A complete answer lists every line of the entries below where the string "preemptible" appears.

Website and app data records:
- - - - -
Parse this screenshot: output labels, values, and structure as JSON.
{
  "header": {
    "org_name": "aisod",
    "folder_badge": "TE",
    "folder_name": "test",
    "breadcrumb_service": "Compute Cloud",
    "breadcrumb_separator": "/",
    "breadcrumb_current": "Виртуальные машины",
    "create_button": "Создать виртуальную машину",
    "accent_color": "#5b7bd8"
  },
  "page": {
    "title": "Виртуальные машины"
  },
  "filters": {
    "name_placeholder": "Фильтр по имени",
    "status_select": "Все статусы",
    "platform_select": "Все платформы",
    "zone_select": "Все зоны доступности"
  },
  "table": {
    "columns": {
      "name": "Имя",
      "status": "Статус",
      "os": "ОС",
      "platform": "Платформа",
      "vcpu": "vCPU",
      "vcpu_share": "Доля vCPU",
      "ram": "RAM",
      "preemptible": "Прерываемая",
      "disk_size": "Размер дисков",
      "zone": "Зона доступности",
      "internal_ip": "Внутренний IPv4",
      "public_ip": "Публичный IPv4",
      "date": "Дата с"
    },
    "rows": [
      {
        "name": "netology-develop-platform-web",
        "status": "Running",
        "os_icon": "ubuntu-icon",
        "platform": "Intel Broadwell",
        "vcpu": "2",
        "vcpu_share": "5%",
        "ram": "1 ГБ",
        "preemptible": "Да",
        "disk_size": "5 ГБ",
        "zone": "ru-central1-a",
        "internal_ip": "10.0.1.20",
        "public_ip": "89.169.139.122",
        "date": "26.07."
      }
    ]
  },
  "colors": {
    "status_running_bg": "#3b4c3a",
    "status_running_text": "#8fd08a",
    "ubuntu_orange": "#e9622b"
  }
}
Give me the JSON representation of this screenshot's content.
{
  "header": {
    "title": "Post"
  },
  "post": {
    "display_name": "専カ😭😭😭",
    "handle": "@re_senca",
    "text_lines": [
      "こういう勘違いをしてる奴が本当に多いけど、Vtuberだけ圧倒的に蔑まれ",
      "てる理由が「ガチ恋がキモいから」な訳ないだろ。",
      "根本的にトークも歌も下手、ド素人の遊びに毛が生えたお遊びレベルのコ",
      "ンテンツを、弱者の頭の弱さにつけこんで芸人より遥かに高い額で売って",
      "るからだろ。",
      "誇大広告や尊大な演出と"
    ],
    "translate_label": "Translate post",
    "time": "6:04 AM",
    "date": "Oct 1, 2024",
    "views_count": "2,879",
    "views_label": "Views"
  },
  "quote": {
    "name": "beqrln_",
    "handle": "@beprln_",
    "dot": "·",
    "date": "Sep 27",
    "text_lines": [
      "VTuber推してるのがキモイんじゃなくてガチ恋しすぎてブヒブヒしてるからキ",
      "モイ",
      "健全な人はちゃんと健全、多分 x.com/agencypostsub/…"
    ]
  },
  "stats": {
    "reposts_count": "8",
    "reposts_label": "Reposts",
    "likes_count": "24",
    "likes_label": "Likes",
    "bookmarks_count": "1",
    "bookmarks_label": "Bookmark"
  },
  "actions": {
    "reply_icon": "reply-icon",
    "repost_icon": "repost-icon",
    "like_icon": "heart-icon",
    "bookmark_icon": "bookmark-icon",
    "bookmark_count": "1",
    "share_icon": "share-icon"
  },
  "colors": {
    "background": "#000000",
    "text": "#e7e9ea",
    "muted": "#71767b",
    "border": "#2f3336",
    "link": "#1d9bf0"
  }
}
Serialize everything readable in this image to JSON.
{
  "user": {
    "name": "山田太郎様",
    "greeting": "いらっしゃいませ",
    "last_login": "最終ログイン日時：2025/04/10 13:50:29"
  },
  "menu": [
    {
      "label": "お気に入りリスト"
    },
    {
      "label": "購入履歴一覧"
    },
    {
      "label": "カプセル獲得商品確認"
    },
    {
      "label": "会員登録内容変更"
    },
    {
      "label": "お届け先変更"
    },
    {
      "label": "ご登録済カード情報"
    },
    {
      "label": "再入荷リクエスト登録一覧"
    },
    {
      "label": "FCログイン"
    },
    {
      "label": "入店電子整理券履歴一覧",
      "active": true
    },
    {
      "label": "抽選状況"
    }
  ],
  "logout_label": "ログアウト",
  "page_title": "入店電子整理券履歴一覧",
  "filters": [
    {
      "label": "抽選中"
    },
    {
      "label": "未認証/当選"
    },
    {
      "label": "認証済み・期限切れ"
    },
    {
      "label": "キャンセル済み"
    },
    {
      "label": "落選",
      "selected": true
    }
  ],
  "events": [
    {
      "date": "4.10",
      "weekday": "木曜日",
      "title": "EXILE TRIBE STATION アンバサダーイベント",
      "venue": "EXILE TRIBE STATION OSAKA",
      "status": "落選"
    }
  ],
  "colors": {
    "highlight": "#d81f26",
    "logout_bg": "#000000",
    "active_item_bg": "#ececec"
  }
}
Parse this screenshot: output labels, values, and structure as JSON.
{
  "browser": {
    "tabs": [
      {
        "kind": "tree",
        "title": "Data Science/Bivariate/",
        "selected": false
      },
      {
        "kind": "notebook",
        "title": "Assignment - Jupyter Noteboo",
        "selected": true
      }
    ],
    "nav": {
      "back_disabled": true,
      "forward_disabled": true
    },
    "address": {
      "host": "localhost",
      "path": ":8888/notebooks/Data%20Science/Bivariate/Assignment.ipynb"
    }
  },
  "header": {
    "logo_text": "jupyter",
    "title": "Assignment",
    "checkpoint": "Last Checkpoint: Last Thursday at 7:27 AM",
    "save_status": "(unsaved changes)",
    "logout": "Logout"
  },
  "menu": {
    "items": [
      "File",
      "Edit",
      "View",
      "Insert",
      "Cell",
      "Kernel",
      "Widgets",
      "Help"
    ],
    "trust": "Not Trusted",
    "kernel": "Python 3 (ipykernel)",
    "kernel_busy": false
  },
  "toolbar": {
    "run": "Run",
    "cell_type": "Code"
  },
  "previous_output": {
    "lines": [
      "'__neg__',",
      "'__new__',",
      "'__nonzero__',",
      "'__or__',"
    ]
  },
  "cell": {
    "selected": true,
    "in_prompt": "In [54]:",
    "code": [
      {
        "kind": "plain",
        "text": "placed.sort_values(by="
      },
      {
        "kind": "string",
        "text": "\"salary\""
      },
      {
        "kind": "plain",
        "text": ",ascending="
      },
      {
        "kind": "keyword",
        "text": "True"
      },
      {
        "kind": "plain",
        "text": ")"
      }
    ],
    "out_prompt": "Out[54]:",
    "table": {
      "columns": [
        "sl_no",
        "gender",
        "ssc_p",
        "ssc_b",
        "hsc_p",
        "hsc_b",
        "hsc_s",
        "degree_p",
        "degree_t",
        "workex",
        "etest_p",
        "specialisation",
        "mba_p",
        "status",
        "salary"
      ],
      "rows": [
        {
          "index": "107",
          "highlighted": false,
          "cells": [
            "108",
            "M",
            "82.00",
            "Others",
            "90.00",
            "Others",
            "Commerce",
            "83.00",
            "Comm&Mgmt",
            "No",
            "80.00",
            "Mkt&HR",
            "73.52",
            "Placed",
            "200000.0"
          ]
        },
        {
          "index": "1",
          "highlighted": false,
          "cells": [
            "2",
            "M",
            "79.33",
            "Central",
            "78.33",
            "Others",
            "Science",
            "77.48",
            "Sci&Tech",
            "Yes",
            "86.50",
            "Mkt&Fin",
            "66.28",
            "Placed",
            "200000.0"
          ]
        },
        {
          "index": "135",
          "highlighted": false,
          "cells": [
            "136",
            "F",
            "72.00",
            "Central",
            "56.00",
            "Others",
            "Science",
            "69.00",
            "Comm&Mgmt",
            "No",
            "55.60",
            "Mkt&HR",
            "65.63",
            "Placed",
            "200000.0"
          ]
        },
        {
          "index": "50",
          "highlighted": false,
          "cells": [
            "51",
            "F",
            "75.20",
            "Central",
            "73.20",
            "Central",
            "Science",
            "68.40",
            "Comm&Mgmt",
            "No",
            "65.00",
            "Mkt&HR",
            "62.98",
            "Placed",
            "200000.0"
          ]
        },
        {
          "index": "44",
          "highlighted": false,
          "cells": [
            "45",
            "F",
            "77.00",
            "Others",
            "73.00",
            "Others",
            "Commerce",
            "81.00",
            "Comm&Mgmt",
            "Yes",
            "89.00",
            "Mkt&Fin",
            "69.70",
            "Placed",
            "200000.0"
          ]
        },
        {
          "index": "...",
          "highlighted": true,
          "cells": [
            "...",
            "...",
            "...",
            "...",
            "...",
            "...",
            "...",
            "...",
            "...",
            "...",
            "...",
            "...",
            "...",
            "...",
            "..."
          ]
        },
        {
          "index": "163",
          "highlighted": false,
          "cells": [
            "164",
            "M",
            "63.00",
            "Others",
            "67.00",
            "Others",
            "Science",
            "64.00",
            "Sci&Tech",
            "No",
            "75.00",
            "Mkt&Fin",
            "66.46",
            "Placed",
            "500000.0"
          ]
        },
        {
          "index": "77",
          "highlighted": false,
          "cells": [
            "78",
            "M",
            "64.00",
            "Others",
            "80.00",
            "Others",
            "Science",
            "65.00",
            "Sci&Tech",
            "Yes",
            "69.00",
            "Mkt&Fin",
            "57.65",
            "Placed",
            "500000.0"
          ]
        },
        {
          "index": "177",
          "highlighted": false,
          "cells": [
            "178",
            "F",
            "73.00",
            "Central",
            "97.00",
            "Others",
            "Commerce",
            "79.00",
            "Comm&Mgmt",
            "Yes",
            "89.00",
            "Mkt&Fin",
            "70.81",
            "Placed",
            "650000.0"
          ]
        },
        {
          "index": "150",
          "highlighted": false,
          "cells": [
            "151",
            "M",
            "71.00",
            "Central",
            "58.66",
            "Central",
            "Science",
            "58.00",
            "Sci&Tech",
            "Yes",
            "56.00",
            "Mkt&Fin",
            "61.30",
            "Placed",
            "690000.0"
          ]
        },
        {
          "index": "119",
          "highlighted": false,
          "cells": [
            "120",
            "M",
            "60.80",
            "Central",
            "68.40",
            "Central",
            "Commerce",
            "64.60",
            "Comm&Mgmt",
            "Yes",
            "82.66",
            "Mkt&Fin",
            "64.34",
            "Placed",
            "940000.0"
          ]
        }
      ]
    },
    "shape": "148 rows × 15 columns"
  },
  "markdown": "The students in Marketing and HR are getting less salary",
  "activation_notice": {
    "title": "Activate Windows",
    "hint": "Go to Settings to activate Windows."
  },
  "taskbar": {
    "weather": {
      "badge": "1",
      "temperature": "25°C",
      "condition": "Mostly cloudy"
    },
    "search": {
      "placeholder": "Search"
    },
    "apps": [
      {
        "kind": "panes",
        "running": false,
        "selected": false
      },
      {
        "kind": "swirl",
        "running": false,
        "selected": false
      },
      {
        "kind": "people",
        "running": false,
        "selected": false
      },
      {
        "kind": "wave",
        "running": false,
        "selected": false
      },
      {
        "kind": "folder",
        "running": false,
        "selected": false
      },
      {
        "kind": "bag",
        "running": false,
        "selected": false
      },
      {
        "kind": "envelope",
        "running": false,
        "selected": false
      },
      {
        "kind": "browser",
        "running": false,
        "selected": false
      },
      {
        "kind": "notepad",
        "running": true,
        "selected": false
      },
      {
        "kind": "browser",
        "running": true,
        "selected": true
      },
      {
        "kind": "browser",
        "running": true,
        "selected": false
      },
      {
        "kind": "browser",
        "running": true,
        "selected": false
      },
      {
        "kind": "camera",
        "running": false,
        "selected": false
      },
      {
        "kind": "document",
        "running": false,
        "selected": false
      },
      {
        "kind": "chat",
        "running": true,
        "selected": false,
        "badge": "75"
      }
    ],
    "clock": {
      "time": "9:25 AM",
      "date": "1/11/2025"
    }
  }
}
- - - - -
**RESULT OF THE EXERCISE**
      "preemptible": "Прерываемая",
        "preemptible": "Да",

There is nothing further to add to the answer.